## Task to complete
Give back the entire listing verbatim.

## Exercise materials
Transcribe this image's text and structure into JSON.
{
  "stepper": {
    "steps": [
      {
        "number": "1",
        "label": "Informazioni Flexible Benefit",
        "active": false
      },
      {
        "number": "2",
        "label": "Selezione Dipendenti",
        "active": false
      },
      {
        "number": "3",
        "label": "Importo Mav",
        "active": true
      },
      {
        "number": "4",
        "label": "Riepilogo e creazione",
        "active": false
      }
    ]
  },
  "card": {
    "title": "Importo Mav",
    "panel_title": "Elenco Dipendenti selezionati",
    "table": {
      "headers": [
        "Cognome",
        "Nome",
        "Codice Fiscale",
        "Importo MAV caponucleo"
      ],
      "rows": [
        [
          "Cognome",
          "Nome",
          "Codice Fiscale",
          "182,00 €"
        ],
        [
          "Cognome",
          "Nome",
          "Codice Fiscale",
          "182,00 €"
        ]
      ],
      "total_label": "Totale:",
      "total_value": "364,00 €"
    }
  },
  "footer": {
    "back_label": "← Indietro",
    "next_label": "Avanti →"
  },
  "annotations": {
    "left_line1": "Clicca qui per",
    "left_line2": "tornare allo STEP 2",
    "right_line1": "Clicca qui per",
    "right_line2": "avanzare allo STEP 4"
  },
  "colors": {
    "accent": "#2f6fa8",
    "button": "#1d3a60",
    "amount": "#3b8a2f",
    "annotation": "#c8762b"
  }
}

## Result
Transcribe this image's text and structure into JSON.
{
  "stepper": {
    "steps": [
      {
        "number": "1",
        "label": "Informazioni Flexible Benefit",
        "active": false
      },
      {
        "number": "2",
        "label": "Selezione Dipendenti",
        "active": false
      },
      {
        "number": "3",
        "label": "Importo Mav",
        "active": true
      },
      {
        "number": "4",
        "label": "Riepilogo e creazione",
        "active": false
      }
    ]
  },
  "card": {
    "title": "Importo Mav",
    "panel_title": "Elenco Dipendenti selezionati",
    "table": {
      "headers": [
        "Cognome",
        "Nome",
        "Codice Fiscale",
        "Importo MAV caponucleo"
      ],
      "rows": [
        [
          "Cognome",
          "Nome",
          "Codice Fiscale",
          "182,00 €"
        ],
        [
          "Cognome",
          "Nome",
          "Codice Fiscale",
          "182,00 €"
        ]
      ],
      "total_label": "Totale:",
      "total_value": "364,00 €"
    }
  },
  "footer": {
    "back_label": "← Indietro",
    "next_label": "Avanti →"
  },
  "annotations": {
    "left_line1": "Clicca qui per",
    "left_line2": "tornare allo STEP 2",
    "right_line1": "Clicca qui per",
    "right_line2": "avanzare allo STEP 4"
  },
  "colors": {
    "accent": "#2f6fa8",
    "button": "#1d3a60",
    "amount": "#3b8a2f",
    "annotation": "#c8762b"
  }
}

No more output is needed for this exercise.